Now, this Christianity is the grand subject of all true modern ministries, the one primary text of religious discourses the world over and the ages through. I say
Christianity-not naturalism. Had man retained his primitive innocence nature would have been that grand text. All sermons would have been drawn from the budding earth and the sparkling skies; from the murmuring brook and the booming billow; the beasts of the forests and the fowls of heaven. Men would have seen in nature what they see not now—true ideas of God—and found there the food of souls:all the parts of material nature would have been regarded as embodiments of divine thought and symbols of eternal truths. But since the Fall men cannot reach the spiritual significance of nature; and if they could, it would not be what they required to meet their spiritual exigencies and improve their spiritual condition. I say, moreover, Christianity-not Judaism, Judaism, it is true, came to meet man's fallen condition; it worked on for centuries, rendered high services, and became efête. Do I dispårage this grand old institution? Far from it. It was here flaming as Truth's grand torch through many an age ; it broke the moral darkness of successive generations, and lighted great multitudes " which no man can number” into the calm heavens of eternity. But it had its day, and is no more ; it is “done away.” On the great plains of human history it lies as a shell—a shell whose germ of truth burst it asunder, and expanded into a loftier and more enduring form :" The Word became flesh and dwelt amongst us.”
Christianity, then, and not either naturalism or Judaism, is now the grand subject of all true religious ministry. We are ministers of the “New Testament." The text leads us to consider the twofold ministry of this subject and their twofold results.
I. THE TWOFOLD MINISTRY. There is the ministry of the “letter" and the ministry of the “spirit.” What does this mean? Not, I think, the two different dispensations of the
truth, the Mosaic and the Christian. Although the chapter contains a comparison between these, the text does not. On the contrary, the New Testament only is the subject of the text. Besides, it would scarcely be fair to denominate Judaism a letter." There was spirit in every part. Every rite symbolized a thought, every sentence a sentiment. Spirit, like the sap of a young and healthy tree in spring, filled the trunk, and throbbed from root to stem. Was there no spirit in the revelations of Sinai? Were Moses and Elias, David, Isaiah, and all the Hebrew prophets, passionless men of the " letter ?" No, they were men of enthusiasm ; the spirit of eternal truth glowed in them as truly and as intensely, if not as clearly, as in any of the apostles of Christ.

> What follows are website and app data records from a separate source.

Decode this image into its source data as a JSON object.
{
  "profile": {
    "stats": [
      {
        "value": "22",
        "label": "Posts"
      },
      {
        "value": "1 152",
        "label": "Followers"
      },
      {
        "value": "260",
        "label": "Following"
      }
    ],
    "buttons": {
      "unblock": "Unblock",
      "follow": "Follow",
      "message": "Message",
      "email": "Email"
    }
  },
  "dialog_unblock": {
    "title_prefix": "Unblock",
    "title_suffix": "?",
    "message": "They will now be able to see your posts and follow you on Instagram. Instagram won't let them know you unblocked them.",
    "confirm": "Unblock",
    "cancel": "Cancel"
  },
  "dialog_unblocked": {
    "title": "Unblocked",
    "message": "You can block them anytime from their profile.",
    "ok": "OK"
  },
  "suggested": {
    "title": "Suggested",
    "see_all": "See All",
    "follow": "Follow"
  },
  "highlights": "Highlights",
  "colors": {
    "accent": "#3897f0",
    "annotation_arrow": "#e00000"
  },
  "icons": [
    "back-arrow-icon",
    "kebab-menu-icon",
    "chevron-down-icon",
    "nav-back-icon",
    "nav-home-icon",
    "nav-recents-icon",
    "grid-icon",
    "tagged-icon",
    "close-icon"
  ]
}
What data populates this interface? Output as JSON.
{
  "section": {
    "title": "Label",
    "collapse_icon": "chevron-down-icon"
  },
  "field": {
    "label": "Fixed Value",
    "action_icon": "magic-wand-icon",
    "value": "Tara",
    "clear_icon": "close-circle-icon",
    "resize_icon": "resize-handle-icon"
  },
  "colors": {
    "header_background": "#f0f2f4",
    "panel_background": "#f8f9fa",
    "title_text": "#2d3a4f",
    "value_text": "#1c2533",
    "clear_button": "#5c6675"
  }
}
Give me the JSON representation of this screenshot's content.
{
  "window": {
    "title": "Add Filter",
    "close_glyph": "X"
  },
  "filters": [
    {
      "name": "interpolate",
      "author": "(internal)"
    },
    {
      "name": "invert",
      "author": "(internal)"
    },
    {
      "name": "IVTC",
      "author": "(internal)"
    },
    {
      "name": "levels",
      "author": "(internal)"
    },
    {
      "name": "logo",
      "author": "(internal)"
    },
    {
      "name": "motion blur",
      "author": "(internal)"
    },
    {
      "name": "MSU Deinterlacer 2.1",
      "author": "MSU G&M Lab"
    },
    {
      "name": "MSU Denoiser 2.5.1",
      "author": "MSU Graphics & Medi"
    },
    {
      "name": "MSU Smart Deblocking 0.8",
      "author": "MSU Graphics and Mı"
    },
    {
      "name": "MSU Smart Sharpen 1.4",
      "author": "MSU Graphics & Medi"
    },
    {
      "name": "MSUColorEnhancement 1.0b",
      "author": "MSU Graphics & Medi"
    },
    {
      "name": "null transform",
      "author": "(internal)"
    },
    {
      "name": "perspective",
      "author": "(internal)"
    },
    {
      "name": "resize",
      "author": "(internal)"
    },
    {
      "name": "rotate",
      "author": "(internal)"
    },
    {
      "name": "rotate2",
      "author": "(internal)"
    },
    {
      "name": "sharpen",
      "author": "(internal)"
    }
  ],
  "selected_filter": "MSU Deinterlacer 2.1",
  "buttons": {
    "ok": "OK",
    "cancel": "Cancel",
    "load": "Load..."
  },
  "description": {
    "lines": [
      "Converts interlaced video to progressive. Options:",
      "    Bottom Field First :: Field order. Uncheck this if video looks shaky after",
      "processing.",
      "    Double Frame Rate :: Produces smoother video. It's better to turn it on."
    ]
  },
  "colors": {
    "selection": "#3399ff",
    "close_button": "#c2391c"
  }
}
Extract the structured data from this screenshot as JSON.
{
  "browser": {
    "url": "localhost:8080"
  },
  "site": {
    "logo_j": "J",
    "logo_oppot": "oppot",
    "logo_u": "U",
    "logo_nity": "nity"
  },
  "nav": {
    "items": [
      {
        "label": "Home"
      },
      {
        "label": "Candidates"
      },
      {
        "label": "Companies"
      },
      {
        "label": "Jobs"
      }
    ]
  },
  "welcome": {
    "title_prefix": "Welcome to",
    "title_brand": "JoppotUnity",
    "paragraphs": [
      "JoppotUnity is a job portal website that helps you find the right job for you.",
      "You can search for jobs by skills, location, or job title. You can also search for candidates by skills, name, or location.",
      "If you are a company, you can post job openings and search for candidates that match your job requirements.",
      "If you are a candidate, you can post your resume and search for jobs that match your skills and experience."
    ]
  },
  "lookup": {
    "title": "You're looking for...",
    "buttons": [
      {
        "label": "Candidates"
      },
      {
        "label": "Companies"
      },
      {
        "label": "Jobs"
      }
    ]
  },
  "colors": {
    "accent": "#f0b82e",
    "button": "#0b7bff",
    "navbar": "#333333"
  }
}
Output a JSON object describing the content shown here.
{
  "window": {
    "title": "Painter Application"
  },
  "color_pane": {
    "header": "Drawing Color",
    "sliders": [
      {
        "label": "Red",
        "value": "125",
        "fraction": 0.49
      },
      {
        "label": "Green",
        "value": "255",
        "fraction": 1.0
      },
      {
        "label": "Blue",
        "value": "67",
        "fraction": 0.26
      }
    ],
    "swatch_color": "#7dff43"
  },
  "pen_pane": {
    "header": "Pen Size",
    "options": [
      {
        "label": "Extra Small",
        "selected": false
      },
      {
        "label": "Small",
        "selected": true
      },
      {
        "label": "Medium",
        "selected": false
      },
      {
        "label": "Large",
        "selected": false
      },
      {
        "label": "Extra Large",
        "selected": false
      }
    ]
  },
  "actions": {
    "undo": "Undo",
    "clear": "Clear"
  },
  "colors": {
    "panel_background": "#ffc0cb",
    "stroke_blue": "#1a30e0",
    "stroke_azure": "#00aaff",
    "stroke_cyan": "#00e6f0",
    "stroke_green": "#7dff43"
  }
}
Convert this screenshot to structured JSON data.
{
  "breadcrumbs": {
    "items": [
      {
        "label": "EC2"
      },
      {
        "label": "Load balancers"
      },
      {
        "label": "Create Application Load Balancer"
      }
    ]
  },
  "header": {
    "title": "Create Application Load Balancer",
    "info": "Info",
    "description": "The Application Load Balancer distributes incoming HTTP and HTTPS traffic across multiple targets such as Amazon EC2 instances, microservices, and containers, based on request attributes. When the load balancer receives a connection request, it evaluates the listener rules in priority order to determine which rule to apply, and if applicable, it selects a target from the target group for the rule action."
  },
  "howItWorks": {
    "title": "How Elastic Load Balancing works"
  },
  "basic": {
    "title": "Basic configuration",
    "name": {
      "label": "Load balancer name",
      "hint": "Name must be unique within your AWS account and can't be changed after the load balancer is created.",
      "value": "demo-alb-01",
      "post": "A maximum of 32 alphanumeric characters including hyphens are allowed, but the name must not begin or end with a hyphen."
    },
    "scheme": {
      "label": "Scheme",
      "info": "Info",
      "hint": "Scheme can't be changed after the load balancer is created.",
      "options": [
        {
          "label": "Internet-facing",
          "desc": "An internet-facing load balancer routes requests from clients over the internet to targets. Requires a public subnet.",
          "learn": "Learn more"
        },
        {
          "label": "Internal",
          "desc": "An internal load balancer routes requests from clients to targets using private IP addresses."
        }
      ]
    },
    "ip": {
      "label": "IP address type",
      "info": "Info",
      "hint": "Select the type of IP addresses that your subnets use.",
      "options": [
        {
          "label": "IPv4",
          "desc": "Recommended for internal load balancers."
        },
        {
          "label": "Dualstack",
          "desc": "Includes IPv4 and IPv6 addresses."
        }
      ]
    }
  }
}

Nor does it mean, I think, a double interpretation of the Scripture. There are some interpreters who seek a mystic, as well as a literal, meaning in every utterance. The attaching of a plurality of meanings to the same Scripture utterance is a lamentable practice, and one of the saddest of the many profanations of ignorant pietism. It is an insult to reason, and an outrage on the grammar and the design of God's book. What, then, does “spirit and letter” mean here? Simply, the world and the thought, the sentence and the sentiment. Christianity has “letter” and “spirit.” If it had no “letter," it would be unrevealed to men :—a thought shut up in the mind of God; and if it had mere “letter," and no “spirit,” it would be hollow sound, empty jargon. All essences, principles, spirits, are invisible to us; they are only revealed through letters or forms. The spirit of a nation expresses itself in its institutions; the spirit of the creation expresses itself in its phenomena; the spirit of Jesus, in his wonderful biography. By “letter,” therefore, I understand the form of a thing in contradistinction to its essence, the word in contradistinction to its meaning, the institution in contradistinction to its genius. The text, therefore, refers to two distinct methods of teaching Christianity. Let us notice each of these.
First. The technical. Who are the technical teachers of